• [Problem statement]: Copy each line of the entries below that contains the string "name".

Dataset content: Begin

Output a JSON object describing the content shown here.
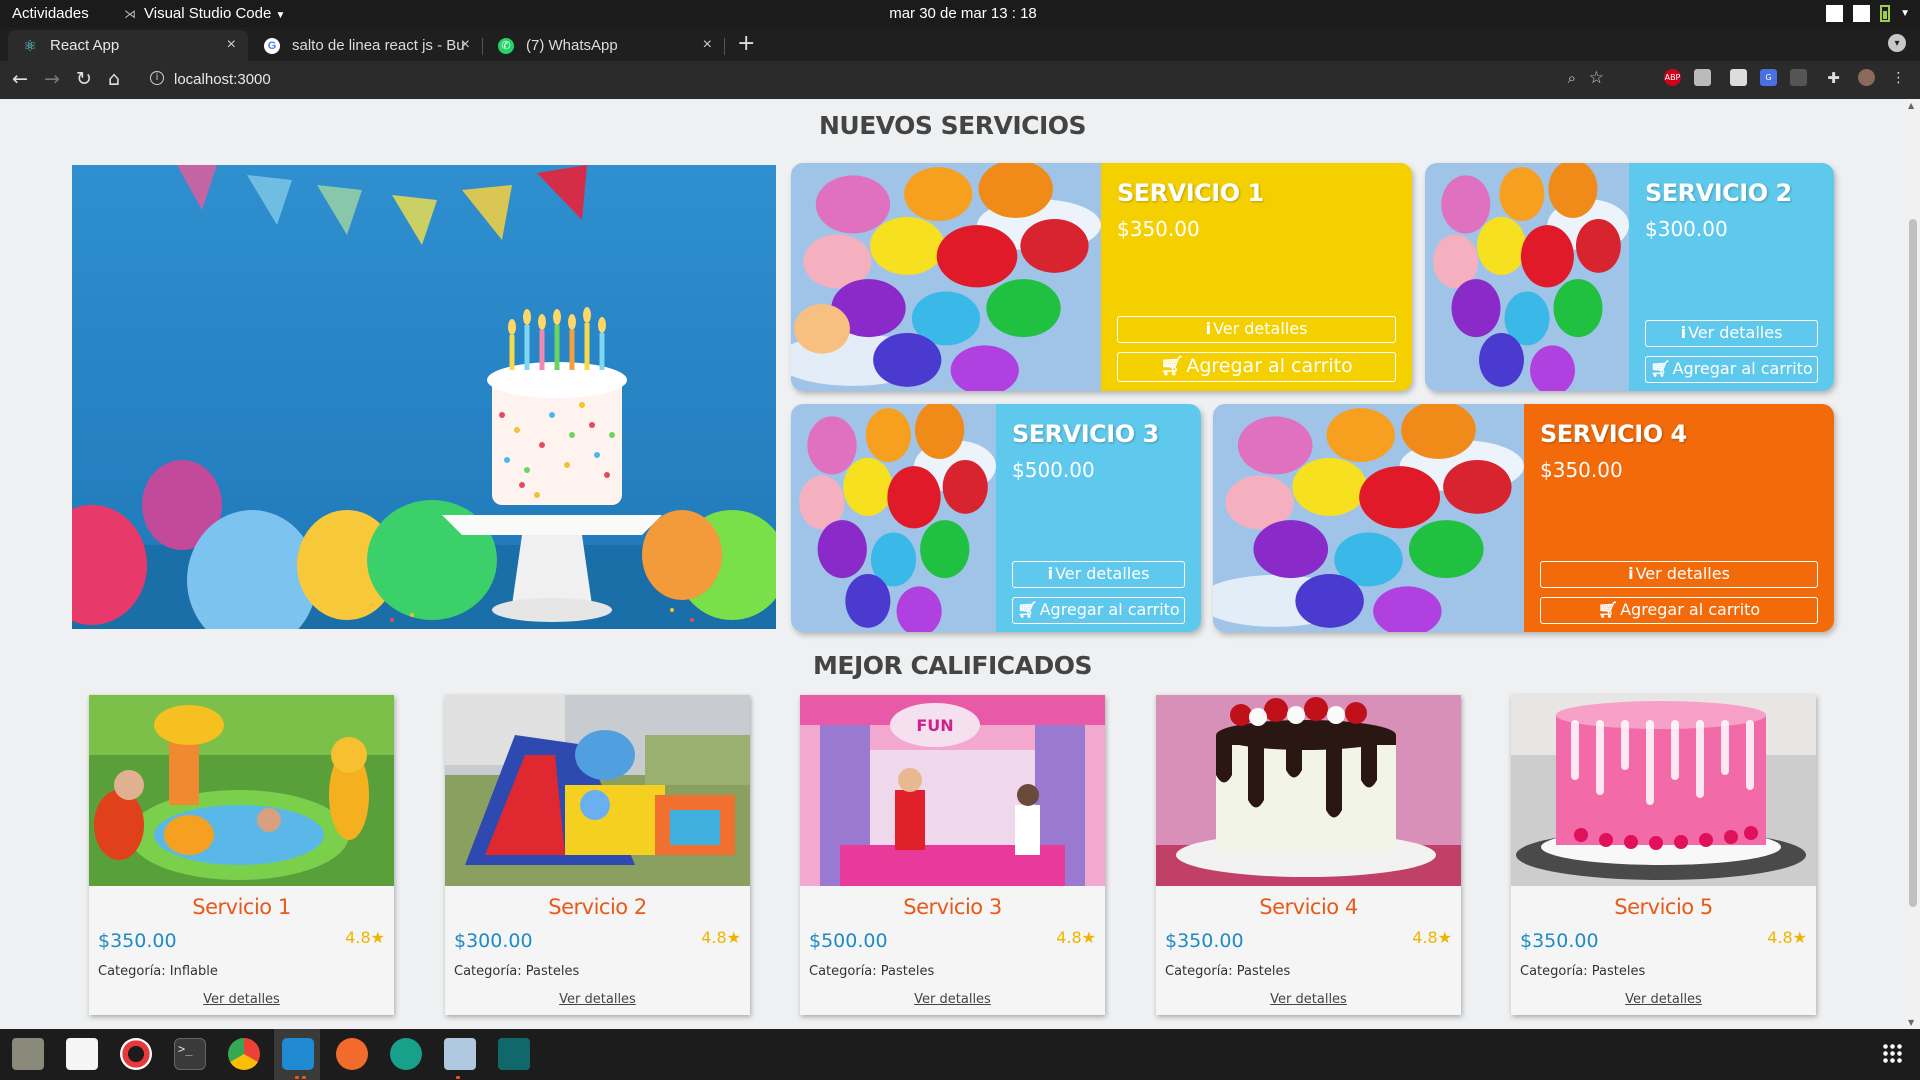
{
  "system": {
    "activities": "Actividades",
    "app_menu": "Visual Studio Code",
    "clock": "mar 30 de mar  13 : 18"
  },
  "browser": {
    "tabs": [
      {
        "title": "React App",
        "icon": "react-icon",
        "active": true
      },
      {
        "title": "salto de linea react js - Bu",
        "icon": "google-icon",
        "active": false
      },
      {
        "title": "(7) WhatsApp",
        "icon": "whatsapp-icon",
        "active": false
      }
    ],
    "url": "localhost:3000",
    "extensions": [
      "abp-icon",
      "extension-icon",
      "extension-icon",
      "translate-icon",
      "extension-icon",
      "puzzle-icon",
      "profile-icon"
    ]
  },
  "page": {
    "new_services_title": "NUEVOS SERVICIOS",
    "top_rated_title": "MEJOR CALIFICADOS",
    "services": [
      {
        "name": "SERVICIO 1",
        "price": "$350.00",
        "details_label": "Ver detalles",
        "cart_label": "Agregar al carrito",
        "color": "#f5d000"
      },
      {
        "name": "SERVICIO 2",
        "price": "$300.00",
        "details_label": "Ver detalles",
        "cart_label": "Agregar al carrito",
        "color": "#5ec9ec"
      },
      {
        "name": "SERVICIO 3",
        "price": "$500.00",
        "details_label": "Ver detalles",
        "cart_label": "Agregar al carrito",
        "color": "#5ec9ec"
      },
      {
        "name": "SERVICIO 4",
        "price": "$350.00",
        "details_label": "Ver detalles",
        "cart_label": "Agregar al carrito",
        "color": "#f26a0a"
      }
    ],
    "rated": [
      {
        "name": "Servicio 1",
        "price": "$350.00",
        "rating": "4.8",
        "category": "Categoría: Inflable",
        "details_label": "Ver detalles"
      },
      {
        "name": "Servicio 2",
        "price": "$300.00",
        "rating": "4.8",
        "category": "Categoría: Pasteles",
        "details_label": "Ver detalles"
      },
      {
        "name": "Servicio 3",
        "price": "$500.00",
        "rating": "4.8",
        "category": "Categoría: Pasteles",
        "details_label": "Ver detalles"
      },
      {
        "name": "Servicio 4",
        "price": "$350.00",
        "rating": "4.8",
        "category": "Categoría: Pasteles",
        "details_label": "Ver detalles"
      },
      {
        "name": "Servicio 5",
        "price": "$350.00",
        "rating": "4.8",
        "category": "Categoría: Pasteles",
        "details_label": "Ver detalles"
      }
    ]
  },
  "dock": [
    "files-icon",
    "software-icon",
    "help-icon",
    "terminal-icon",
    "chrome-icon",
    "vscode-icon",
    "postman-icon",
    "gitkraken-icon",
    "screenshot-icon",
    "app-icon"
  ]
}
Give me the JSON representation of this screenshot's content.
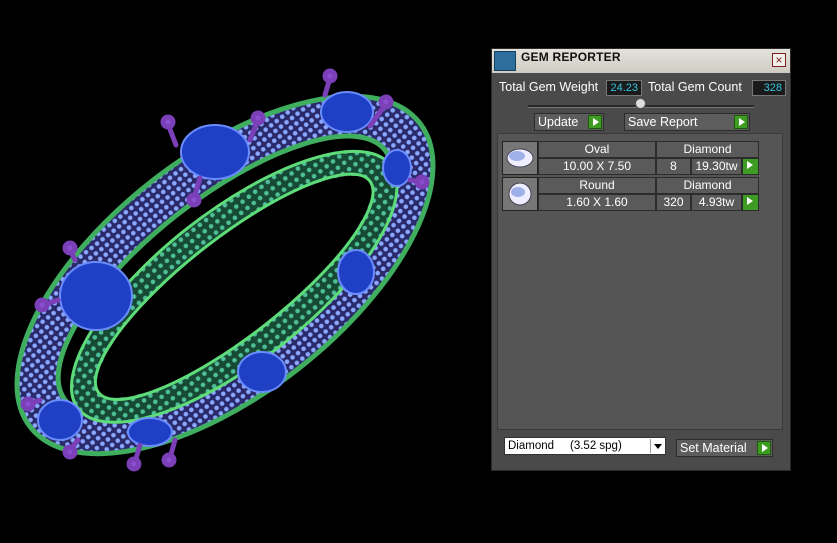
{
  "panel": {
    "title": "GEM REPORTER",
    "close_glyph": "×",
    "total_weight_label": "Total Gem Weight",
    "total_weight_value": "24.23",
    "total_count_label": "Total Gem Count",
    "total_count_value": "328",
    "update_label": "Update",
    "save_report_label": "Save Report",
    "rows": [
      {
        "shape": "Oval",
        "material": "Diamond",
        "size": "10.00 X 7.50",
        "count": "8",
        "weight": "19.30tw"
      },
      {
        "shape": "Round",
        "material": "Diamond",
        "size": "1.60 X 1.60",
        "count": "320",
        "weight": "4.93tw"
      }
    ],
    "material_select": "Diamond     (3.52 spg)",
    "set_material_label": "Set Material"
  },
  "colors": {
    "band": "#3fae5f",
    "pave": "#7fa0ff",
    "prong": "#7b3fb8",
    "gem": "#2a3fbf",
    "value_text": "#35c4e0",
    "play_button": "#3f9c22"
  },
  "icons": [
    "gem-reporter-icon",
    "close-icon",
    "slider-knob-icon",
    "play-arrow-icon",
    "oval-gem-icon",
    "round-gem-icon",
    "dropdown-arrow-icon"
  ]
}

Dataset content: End

• [Output of the exercise]:
        "name": "SERVICIO 1",
        "name": "SERVICIO 2",
        "name": "SERVICIO 3",
        "name": "SERVICIO 4",
        "name": "Servicio 1",
        "name": "Servicio 2",
        "name": "Servicio 3",
        "name": "Servicio 4",
        "name": "Servicio 5",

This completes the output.